In that study, we worked with PLWHA and healthcare professionals (HCP) who work in two different HIV clinics for which one of these clinics were randomly selected to deliver the new CECI intervention and the other clinic delivered standard HIV care. The HCP in the clinic selected to deliver the CECI were trained to deliver 3 sessions of the CECI through holistic assessment of PLWHA (including physical, psychological, social and spiritual wellbeing), collaborative care planning with PLWHA contributing to their care decisions and delivery of care based on agreed care plan with care goals set to be achieved by the next session of CECI appointment. We then evaluated the receipt of CECI in a feasibility study (which is done to check whether PLWHA would want to join the study (recruitment) and stay in the study (retention).

Some sample of PLWHA and HCP were interviewed face to face after receiving and delivering CECI and found that both PLWHA and HCP reported that the study felt safe, comfortable, convenient and useful in discussing their care needs as well as addressing them. We were able recruit enough PLWHA, and able to keep them in the study until the end (retention), and there was good attendance at the CECI care appointments sessions. There were no issues of PLWHA becoming distressed or more unwell because of taking part in the study. The result from this small study indicated that it is possible to recruit and retain participants in a bigger study of CECI. Also, PLWHA seem to like this new approach to care delivery because it has the potential to improve their quality of life. We therefore aim to conduct a bigger study (ExtraCECI) to determine how effective and cost saving this intervention will be in improving the quality of life of PLWHA.

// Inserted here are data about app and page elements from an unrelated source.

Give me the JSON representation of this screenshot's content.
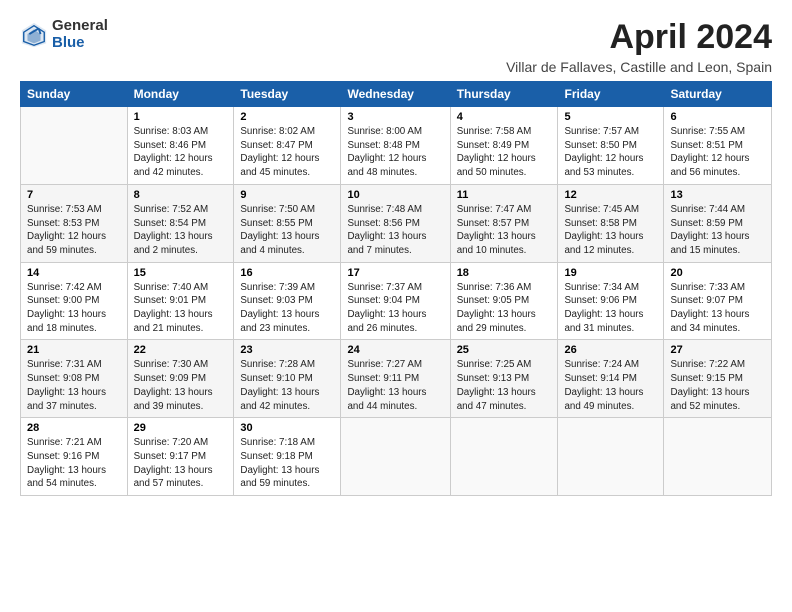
{
  "header": {
    "logo_general": "General",
    "logo_blue": "Blue",
    "title": "April 2024",
    "subtitle": "Villar de Fallaves, Castille and Leon, Spain"
  },
  "columns": [
    "Sunday",
    "Monday",
    "Tuesday",
    "Wednesday",
    "Thursday",
    "Friday",
    "Saturday"
  ],
  "weeks": [
    [
      {
        "day": "",
        "info": ""
      },
      {
        "day": "1",
        "info": "Sunrise: 8:03 AM\nSunset: 8:46 PM\nDaylight: 12 hours\nand 42 minutes."
      },
      {
        "day": "2",
        "info": "Sunrise: 8:02 AM\nSunset: 8:47 PM\nDaylight: 12 hours\nand 45 minutes."
      },
      {
        "day": "3",
        "info": "Sunrise: 8:00 AM\nSunset: 8:48 PM\nDaylight: 12 hours\nand 48 minutes."
      },
      {
        "day": "4",
        "info": "Sunrise: 7:58 AM\nSunset: 8:49 PM\nDaylight: 12 hours\nand 50 minutes."
      },
      {
        "day": "5",
        "info": "Sunrise: 7:57 AM\nSunset: 8:50 PM\nDaylight: 12 hours\nand 53 minutes."
      },
      {
        "day": "6",
        "info": "Sunrise: 7:55 AM\nSunset: 8:51 PM\nDaylight: 12 hours\nand 56 minutes."
      }
    ],
    [
      {
        "day": "7",
        "info": "Sunrise: 7:53 AM\nSunset: 8:53 PM\nDaylight: 12 hours\nand 59 minutes."
      },
      {
        "day": "8",
        "info": "Sunrise: 7:52 AM\nSunset: 8:54 PM\nDaylight: 13 hours\nand 2 minutes."
      },
      {
        "day": "9",
        "info": "Sunrise: 7:50 AM\nSunset: 8:55 PM\nDaylight: 13 hours\nand 4 minutes."
      },
      {
        "day": "10",
        "info": "Sunrise: 7:48 AM\nSunset: 8:56 PM\nDaylight: 13 hours\nand 7 minutes."
      },
      {
        "day": "11",
        "info": "Sunrise: 7:47 AM\nSunset: 8:57 PM\nDaylight: 13 hours\nand 10 minutes."
      },
      {
        "day": "12",
        "info": "Sunrise: 7:45 AM\nSunset: 8:58 PM\nDaylight: 13 hours\nand 12 minutes."
      },
      {
        "day": "13",
        "info": "Sunrise: 7:44 AM\nSunset: 8:59 PM\nDaylight: 13 hours\nand 15 minutes."
      }
    ],
    [
      {
        "day": "14",
        "info": "Sunrise: 7:42 AM\nSunset: 9:00 PM\nDaylight: 13 hours\nand 18 minutes."
      },
      {
        "day": "15",
        "info": "Sunrise: 7:40 AM\nSunset: 9:01 PM\nDaylight: 13 hours\nand 21 minutes."
      },
      {
        "day": "16",
        "info": "Sunrise: 7:39 AM\nSunset: 9:03 PM\nDaylight: 13 hours\nand 23 minutes."
      },
      {
        "day": "17",
        "info": "Sunrise: 7:37 AM\nSunset: 9:04 PM\nDaylight: 13 hours\nand 26 minutes."
      },
      {
        "day": "18",
        "info": "Sunrise: 7:36 AM\nSunset: 9:05 PM\nDaylight: 13 hours\nand 29 minutes."
      },
      {
        "day": "19",
        "info": "Sunrise: 7:34 AM\nSunset: 9:06 PM\nDaylight: 13 hours\nand 31 minutes."
      },
      {
        "day": "20",
        "info": "Sunrise: 7:33 AM\nSunset: 9:07 PM\nDaylight: 13 hours\nand 34 minutes."
      }
    ],
    [
      {
        "day": "21",
        "info": "Sunrise: 7:31 AM\nSunset: 9:08 PM\nDaylight: 13 hours\nand 37 minutes."
      },
      {
        "day": "22",
        "info": "Sunrise: 7:30 AM\nSunset: 9:09 PM\nDaylight: 13 hours\nand 39 minutes."
      },
      {
        "day": "23",
        "info": "Sunrise: 7:28 AM\nSunset: 9:10 PM\nDaylight: 13 hours\nand 42 minutes."
      },
      {
        "day": "24",
        "info": "Sunrise: 7:27 AM\nSunset: 9:11 PM\nDaylight: 13 hours\nand 44 minutes."
      },
      {
        "day": "25",
        "info": "Sunrise: 7:25 AM\nSunset: 9:13 PM\nDaylight: 13 hours\nand 47 minutes."
      },
      {
        "day": "26",
        "info": "Sunrise: 7:24 AM\nSunset: 9:14 PM\nDaylight: 13 hours\nand 49 minutes."
      },
      {
        "day": "27",
        "info": "Sunrise: 7:22 AM\nSunset: 9:15 PM\nDaylight: 13 hours\nand 52 minutes."
      }
    ],
    [
      {
        "day": "28",
        "info": "Sunrise: 7:21 AM\nSunset: 9:16 PM\nDaylight: 13 hours\nand 54 minutes."
      },
      {
        "day": "29",
        "info": "Sunrise: 7:20 AM\nSunset: 9:17 PM\nDaylight: 13 hours\nand 57 minutes."
      },
      {
        "day": "30",
        "info": "Sunrise: 7:18 AM\nSunset: 9:18 PM\nDaylight: 13 hours\nand 59 minutes."
      },
      {
        "day": "",
        "info": ""
      },
      {
        "day": "",
        "info": ""
      },
      {
        "day": "",
        "info": ""
      },
      {
        "day": "",
        "info": ""
      }
    ]
  ]
}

The ExtraCECI study builds on our earlier study and asks whether the CECI care approach will improve person-centred outcomes including quality of life for PLWHA compared with those who don't receive it. We will recruit 650 PLWHA from 26 HIV clinics with about 20-25 PLWHA in each clinic (which should be enough numbers to be sure about our results) for PLWHA for over 12 months. Information (data) will be collected about PLWHA’s background, physical, psychological, social and spiritual wellbeing in their respective clinics then the clinics will be randomly allocated either to standard HIV care or ExtraCECI. Random allocation (a bit like tossing a coin heads or tails) means an equal chance for all the participating clinics to receive the ExtraCECI intervention or not. HCP from the clinics that will be allocated to receive ExtraCECI will be trained on how to deliver ExtraCECI and then they can go on to deliver the intervention to PLWHA in those clinics. Information will be collected at 3,6,9 and 12 months after recruitment.

PLWHA who are in the HIV clinics allocated to the ExtraCECI intervention will be compared with those who were not, to see if the ExtraCECI improves their quality of life across a range of things such as their physical, psychological, social and spiritual wellbeing. We will also do interviews with a small group of PLWHA and HCP to find out how they found the study, and whether it worked better for some than others and in what circumstances. This will help make decisions about the best ways for ExtraCECI to be included in routine HIV care if it is shown to be successful. We will work with Ghana Health Service HIV care providers, Ghana AIDS Commission, and PLWHA to ensure that person-centred care becomes part of routine HIV care.

Project Acronym ExtraCECI
Status Project Live
Funder(s) Medical Research Council
Value £1,463,809.00
Project Dates May 1, 2024 - Apr 30, 2028